╔══

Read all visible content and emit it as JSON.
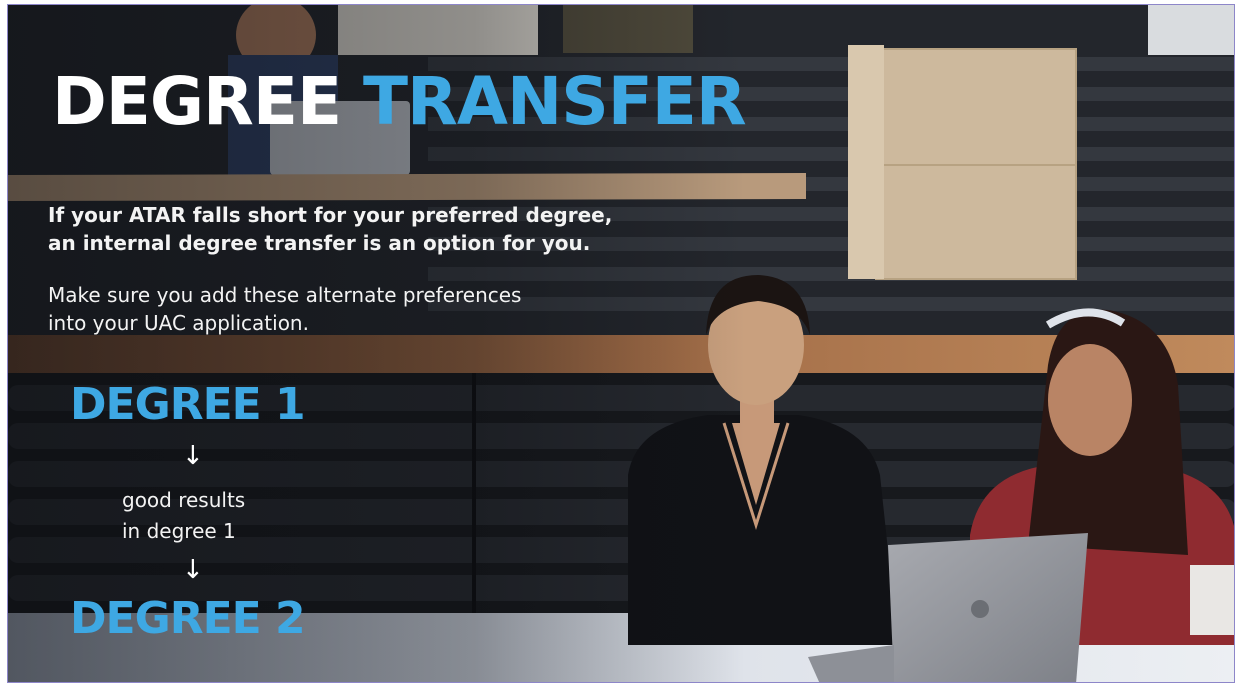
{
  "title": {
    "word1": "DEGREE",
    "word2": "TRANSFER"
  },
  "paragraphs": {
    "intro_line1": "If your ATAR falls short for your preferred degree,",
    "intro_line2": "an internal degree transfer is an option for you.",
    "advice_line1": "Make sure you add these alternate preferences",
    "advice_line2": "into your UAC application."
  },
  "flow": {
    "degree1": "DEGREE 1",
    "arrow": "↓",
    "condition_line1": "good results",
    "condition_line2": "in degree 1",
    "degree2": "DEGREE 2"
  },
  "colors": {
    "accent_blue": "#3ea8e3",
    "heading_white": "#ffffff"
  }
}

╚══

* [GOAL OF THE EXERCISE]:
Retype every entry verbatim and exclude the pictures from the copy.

* [SOLUTION FOR THIS PROBLEM]:
Read all visible content and emit it as JSON.
{
  "title": {
    "word1": "DEGREE",
    "word2": "TRANSFER"
  },
  "paragraphs": {
    "intro_line1": "If your ATAR falls short for your preferred degree,",
    "intro_line2": "an internal degree transfer is an option for you.",
    "advice_line1": "Make sure you add these alternate preferences",
    "advice_line2": "into your UAC application."
  },
  "flow": {
    "degree1": "DEGREE 1",
    "arrow": "↓",
    "condition_line1": "good results",
    "condition_line2": "in degree 1",
    "degree2": "DEGREE 2"
  },
  "colors": {
    "accent_blue": "#3ea8e3",
    "heading_white": "#ffffff"
  }
}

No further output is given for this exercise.